Nines Card Game Rules

By Zachary Nguyen ; Updated April 12, 2017
The game of Nines requires planning.

Nines is a card game that involves planning and luck. The game begins with each player being dealt nine cards face down in a 3 by 3 grid. The remaining cards go into the center to be used as the draw pile for the remainder of the game. The objective is to finish with the lowest score, and aligning cards of the same value in rows can help achieve that.

Basic Mechanics

Designate a player to begin the game. He flips over the first card of the draw pile. That player can choose either to replace one of his nine cards with the drawn card or place the drawn card on top of the discard pile. If he chooses to replace one of his nine cards, the drawn card becomes part of his playing grid and the original face-down card is placed face up on top of the discard pile. The round continues counterclockwise. The next player also flips over a card from the draw pile or picks up the first card on the discard pile. He has the same options as the previous player.

Sweeping

When three cards of the same rank are aligned in a column or a row, the player can remove those three cards from his board and place them underneath the first card of the discard pile. Removing cards on your board helps lower your score, which is the goal.

Game Ending

The game ends when all of one player's cards are face up at the beginning of his turn. Every card on all grids are flipped face up to be scored to determine the winner.

Scoring and Winning

Cards labeled 10 or lower are worth face value. For example, a seven is worth seven points. Jacks and kings are worth 10 points each, and queens are worth zero. An ace counts as one point. The player with the fewest points is the winner.

About the Author

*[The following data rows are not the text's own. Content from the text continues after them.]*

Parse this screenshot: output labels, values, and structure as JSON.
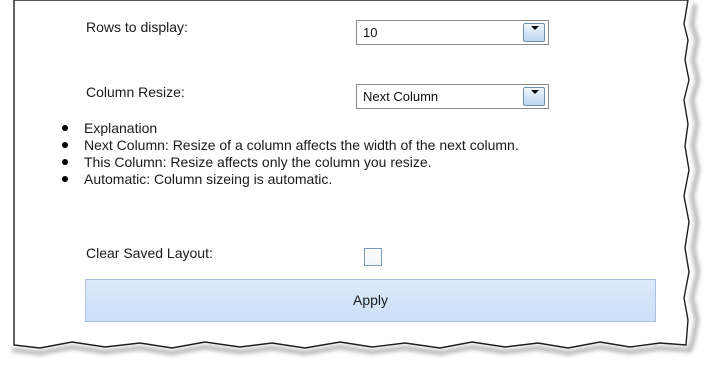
{
  "settings": {
    "rows_label": "Rows to display:",
    "rows_value": "10",
    "resize_label": "Column Resize:",
    "resize_value": "Next Column",
    "explanation": [
      "Explanation",
      "Next Column: Resize of a column affects the width of the next column.",
      "This Column: Resize affects only the column you resize.",
      "Automatic: Column sizeing is automatic."
    ],
    "clear_label": "Clear Saved Layout:",
    "clear_checked": false,
    "apply_label": "Apply"
  },
  "icons": {
    "dropdown": "chevron-down-icon",
    "bullet": "bullet-icon"
  },
  "colors": {
    "button_fill": "#d4e5f9",
    "button_border": "#a8c2e0"
  }
}
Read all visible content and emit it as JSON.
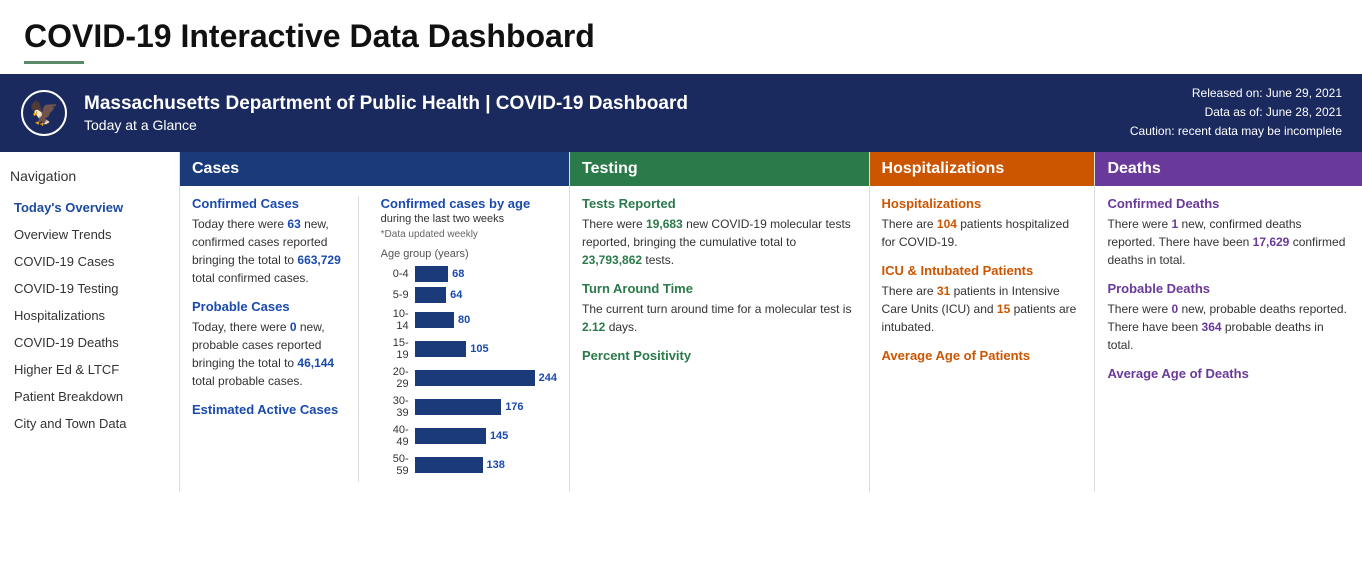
{
  "page": {
    "title": "COVID-19 Interactive Data Dashboard",
    "title_underline_color": "#5a8a6a"
  },
  "banner": {
    "main": "Massachusetts Department of Public Health  |  COVID-19 Dashboard",
    "sub": "Today at a Glance",
    "released": "Released on: June 29, 2021",
    "data_as_of": "Data as of: June 28, 2021",
    "caution": "Caution: recent data may be incomplete"
  },
  "sidebar": {
    "title": "Navigation",
    "items": [
      {
        "label": "Today's Overview",
        "active": true
      },
      {
        "label": "Overview Trends",
        "active": false
      },
      {
        "label": "COVID-19 Cases",
        "active": false
      },
      {
        "label": "COVID-19 Testing",
        "active": false
      },
      {
        "label": "Hospitalizations",
        "active": false
      },
      {
        "label": "COVID-19 Deaths",
        "active": false
      },
      {
        "label": "Higher Ed & LTCF",
        "active": false
      },
      {
        "label": "Patient Breakdown",
        "active": false
      },
      {
        "label": "City and Town Data",
        "active": false
      }
    ]
  },
  "panels": {
    "cases": {
      "header": "Cases",
      "confirmed_cases_link": "Confirmed Cases",
      "confirmed_text_before": "Today there were ",
      "confirmed_new": "63",
      "confirmed_text_mid": " new, confirmed cases reported bringing the total to ",
      "confirmed_total": "663,729",
      "confirmed_text_end": " total confirmed cases.",
      "probable_cases_link": "Probable Cases",
      "probable_text_before": "Today, there were ",
      "probable_new": "0",
      "probable_text_mid": " new, probable cases reported bringing the total to ",
      "probable_total": "46,144",
      "probable_text_end": " total probable cases.",
      "estimated_active_link": "Estimated Active Cases",
      "chart": {
        "title": "Confirmed cases by age",
        "subtitle": "during the last two weeks",
        "note": "*Data updated weekly",
        "axis_label": "Age group (years)",
        "bars": [
          {
            "age": "0-4",
            "value": 68,
            "max": 244
          },
          {
            "age": "5-9",
            "value": 64,
            "max": 244
          },
          {
            "age": "10-14",
            "value": 80,
            "max": 244
          },
          {
            "age": "15-19",
            "value": 105,
            "max": 244
          },
          {
            "age": "20-29",
            "value": 244,
            "max": 244
          },
          {
            "age": "30-39",
            "value": 176,
            "max": 244
          },
          {
            "age": "40-49",
            "value": 145,
            "max": 244
          },
          {
            "age": "50-59",
            "value": 138,
            "max": 244
          }
        ]
      }
    },
    "testing": {
      "header": "Testing",
      "tests_reported_link": "Tests Reported",
      "tests_text_before": "There were ",
      "tests_new": "19,683",
      "tests_text_mid": " new COVID-19 molecular tests reported, bringing the cumulative total to ",
      "tests_total": "23,793,862",
      "tests_text_end": " tests.",
      "turnaround_link": "Turn Around Time",
      "turnaround_text_before": "The current turn around time for a molecular test is ",
      "turnaround_value": "2.12",
      "turnaround_text_end": " days.",
      "percent_positivity_link": "Percent Positivity"
    },
    "hospitalizations": {
      "header": "Hospitalizations",
      "hosp_link": "Hospitalizations",
      "hosp_text_before": "There are ",
      "hosp_count": "104",
      "hosp_text_end": " patients hospitalized for COVID-19.",
      "icu_link": "ICU & Intubated Patients",
      "icu_text_before": "There are ",
      "icu_count": "31",
      "icu_text_mid": " patients in Intensive Care Units (ICU) and ",
      "intubated_count": "15",
      "icu_text_end": " patients are intubated.",
      "avg_age_link": "Average Age of Patients"
    },
    "deaths": {
      "header": "Deaths",
      "confirmed_deaths_link": "Confirmed Deaths",
      "confirmed_text_before": "There were ",
      "confirmed_new": "1",
      "confirmed_text_mid": " new, confirmed deaths reported. There have been ",
      "confirmed_total": "17,629",
      "confirmed_text_end": " confirmed deaths in total.",
      "probable_deaths_link": "Probable Deaths",
      "probable_text_before": "There were ",
      "probable_new": "0",
      "probable_text_mid": " new, probable deaths reported. There have been ",
      "probable_total": "364",
      "probable_text_end": " probable deaths in total.",
      "avg_age_link": "Average Age of Deaths"
    }
  }
}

Zachary Nguyen is an avid guest writer and editor for a year and a half since 2009. His work appears in three publications at his university, including the weekly newspaper "Argus." He is currently in his third year of pursuing a Bachelor of Arts in mathematics and economics. Nguyen attends Wesleyan University.